▸ Task statement
Scan the records that follow, and whenever a line has the word "夏日猕猴桃", copy it.

▸ Material provided

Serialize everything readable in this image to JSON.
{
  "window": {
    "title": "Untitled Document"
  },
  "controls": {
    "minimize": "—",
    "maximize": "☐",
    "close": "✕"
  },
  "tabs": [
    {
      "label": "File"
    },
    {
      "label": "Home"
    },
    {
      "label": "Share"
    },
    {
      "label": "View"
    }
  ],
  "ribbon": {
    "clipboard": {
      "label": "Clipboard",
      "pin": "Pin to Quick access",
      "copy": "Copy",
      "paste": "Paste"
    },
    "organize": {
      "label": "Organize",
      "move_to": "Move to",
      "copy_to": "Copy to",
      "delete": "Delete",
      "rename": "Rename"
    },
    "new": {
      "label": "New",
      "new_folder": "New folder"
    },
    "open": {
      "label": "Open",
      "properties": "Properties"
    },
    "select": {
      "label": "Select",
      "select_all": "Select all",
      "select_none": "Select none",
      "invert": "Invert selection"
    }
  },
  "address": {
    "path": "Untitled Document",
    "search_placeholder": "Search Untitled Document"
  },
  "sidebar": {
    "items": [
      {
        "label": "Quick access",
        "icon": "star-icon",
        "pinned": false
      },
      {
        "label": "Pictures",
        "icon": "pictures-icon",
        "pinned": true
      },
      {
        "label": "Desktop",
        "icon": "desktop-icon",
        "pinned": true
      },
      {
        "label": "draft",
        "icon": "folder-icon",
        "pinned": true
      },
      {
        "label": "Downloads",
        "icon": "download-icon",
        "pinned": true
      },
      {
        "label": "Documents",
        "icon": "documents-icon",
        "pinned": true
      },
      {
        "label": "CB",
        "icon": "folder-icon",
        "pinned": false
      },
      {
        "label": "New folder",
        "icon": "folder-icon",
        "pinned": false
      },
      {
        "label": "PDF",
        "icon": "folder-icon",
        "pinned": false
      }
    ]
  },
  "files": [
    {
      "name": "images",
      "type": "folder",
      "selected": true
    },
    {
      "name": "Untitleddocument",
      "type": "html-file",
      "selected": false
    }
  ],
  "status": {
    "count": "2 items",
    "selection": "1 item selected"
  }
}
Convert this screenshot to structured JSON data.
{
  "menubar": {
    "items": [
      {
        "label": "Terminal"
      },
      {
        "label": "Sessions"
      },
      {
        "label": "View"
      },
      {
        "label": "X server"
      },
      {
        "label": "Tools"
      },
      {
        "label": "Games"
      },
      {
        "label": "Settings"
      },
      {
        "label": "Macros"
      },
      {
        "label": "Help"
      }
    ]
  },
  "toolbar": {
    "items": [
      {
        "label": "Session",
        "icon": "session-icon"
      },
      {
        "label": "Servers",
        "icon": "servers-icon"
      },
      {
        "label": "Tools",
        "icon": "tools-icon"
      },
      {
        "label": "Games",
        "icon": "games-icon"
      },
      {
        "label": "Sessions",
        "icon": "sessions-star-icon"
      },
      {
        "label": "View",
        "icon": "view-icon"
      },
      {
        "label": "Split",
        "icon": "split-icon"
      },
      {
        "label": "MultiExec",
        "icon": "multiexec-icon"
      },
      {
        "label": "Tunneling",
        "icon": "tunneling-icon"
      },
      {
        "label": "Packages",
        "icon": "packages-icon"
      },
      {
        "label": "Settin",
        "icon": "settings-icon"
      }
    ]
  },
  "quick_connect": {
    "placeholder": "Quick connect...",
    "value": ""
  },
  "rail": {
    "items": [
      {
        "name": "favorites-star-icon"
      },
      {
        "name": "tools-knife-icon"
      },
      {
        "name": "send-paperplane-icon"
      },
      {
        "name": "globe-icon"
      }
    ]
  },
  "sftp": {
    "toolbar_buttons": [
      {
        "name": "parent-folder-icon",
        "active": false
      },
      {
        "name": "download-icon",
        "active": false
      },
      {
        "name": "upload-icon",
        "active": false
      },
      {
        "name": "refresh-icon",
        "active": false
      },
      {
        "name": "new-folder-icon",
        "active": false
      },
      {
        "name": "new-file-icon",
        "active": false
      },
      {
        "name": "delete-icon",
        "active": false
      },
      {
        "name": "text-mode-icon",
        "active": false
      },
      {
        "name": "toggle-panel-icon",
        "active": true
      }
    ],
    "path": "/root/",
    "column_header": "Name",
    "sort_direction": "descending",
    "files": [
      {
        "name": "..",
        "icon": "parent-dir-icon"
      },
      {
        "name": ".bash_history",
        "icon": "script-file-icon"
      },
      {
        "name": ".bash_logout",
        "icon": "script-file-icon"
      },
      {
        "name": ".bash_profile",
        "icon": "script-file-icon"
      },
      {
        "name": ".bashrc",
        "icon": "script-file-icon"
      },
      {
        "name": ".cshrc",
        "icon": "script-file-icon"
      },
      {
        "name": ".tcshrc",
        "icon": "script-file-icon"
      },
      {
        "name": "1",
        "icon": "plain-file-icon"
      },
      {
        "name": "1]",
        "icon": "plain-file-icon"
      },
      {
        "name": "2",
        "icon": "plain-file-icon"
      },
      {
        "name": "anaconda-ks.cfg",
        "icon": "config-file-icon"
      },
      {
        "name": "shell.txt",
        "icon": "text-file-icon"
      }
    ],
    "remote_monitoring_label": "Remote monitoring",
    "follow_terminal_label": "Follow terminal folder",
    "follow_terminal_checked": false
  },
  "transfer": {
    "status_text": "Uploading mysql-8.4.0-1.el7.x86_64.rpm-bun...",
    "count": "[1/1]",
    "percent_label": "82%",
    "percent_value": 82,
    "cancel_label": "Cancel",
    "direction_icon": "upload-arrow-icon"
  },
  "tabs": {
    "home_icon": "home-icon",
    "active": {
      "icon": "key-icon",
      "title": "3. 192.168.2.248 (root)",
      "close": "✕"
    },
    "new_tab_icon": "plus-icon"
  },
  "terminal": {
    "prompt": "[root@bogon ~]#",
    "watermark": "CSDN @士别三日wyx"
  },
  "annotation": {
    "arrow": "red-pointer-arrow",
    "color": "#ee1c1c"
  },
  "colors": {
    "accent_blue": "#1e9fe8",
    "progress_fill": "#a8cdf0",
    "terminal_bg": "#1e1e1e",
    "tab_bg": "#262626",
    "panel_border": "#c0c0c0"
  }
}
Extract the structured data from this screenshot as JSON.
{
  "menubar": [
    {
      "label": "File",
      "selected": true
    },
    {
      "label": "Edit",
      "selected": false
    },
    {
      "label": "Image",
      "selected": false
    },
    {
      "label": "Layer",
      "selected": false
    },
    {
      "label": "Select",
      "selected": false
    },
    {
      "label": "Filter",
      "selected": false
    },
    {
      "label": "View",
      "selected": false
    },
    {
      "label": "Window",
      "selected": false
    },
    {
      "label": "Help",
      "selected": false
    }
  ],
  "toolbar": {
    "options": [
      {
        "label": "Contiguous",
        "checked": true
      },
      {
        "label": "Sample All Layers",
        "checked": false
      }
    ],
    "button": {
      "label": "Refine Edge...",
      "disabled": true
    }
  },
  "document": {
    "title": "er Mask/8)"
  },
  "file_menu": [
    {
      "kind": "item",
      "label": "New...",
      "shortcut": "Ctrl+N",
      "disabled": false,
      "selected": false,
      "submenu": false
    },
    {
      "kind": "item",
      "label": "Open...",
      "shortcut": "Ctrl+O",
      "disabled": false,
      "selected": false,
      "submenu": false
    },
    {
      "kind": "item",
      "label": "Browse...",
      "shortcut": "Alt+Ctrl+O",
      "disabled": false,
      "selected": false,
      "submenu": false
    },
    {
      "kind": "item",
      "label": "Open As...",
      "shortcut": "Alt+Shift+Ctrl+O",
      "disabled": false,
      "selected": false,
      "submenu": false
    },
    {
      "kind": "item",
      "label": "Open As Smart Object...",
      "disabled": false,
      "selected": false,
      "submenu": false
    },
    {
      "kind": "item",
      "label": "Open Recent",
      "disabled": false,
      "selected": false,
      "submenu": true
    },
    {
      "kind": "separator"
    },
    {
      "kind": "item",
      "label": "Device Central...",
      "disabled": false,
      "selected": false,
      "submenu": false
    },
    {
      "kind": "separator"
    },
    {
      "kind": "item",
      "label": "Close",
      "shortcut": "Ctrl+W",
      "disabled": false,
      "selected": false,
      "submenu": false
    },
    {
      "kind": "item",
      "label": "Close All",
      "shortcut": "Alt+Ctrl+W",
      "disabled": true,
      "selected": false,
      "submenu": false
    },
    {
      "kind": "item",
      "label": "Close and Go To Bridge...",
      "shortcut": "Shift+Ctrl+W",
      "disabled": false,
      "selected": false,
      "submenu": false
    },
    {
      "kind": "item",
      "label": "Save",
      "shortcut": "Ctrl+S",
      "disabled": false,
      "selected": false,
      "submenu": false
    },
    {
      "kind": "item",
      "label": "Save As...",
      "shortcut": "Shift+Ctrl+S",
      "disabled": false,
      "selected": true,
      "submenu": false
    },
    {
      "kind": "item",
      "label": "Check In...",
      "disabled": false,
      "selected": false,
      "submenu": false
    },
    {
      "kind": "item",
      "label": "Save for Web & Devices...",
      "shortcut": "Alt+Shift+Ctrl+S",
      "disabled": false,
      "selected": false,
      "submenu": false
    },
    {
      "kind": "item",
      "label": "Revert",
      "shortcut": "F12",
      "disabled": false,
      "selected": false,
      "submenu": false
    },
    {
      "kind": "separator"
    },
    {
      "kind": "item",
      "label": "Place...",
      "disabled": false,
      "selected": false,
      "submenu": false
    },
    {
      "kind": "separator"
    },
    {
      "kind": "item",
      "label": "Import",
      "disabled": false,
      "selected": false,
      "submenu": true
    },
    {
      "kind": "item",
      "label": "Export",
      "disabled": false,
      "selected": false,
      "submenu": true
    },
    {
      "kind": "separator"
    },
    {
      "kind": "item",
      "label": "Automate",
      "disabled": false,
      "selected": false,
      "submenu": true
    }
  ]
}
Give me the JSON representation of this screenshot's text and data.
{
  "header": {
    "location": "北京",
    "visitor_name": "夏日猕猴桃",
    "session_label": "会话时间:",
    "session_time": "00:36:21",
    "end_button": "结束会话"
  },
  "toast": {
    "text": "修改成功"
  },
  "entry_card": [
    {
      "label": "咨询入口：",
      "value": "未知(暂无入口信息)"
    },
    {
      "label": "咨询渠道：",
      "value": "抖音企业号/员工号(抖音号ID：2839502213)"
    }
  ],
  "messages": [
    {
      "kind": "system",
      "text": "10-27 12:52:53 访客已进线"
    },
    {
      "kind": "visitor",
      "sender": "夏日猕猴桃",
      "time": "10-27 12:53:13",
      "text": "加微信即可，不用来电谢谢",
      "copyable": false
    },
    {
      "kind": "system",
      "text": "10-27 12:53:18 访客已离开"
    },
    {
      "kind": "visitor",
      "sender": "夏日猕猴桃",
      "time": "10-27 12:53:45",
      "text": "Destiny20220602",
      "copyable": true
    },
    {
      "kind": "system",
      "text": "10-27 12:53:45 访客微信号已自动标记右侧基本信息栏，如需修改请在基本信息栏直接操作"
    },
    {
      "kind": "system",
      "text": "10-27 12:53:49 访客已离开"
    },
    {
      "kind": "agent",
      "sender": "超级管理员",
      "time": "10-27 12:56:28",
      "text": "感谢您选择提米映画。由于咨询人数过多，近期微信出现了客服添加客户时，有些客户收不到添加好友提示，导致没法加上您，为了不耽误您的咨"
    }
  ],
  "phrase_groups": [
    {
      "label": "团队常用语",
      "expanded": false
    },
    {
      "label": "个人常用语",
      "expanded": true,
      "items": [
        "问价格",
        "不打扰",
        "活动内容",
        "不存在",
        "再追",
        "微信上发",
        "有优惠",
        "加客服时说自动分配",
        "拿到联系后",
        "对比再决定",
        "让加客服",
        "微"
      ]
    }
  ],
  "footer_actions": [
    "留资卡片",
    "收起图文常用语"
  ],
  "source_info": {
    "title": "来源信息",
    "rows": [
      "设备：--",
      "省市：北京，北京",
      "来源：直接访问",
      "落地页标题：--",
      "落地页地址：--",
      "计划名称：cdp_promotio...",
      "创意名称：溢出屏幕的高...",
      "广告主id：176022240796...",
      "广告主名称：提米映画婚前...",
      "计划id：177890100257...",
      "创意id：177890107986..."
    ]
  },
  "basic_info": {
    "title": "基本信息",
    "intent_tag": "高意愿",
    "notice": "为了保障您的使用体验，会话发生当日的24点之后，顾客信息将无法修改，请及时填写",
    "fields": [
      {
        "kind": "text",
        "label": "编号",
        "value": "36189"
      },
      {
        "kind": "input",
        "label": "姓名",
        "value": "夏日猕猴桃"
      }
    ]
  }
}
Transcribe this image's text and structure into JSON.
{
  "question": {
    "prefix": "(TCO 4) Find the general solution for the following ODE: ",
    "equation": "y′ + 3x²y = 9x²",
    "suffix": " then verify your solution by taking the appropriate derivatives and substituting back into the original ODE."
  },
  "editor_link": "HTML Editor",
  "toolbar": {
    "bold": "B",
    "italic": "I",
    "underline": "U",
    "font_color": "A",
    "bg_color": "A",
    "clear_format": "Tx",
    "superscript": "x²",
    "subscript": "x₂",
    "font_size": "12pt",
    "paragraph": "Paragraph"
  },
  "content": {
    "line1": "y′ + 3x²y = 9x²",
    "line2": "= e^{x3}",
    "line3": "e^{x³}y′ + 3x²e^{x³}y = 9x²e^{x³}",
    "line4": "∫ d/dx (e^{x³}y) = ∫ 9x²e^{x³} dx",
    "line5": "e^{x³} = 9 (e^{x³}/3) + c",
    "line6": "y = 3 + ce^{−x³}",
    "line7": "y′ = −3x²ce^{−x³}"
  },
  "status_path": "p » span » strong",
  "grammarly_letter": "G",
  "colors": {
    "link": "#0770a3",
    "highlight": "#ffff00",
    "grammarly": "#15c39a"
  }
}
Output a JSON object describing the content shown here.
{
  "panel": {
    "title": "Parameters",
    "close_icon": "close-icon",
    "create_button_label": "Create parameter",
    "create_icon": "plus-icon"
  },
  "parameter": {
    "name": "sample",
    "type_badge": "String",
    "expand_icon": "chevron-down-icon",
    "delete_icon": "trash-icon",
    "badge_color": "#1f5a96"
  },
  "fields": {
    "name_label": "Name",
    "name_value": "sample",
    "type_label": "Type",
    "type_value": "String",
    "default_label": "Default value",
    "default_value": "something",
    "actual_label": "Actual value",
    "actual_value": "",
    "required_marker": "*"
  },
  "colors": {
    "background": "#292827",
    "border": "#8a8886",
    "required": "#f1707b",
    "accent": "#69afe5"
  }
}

▸ Result below
    "visitor_name": "夏日猕猴桃",
      "sender": "夏日猕猴桃",
      "sender": "夏日猕猴桃",
        "value": "夏日猕猴桃"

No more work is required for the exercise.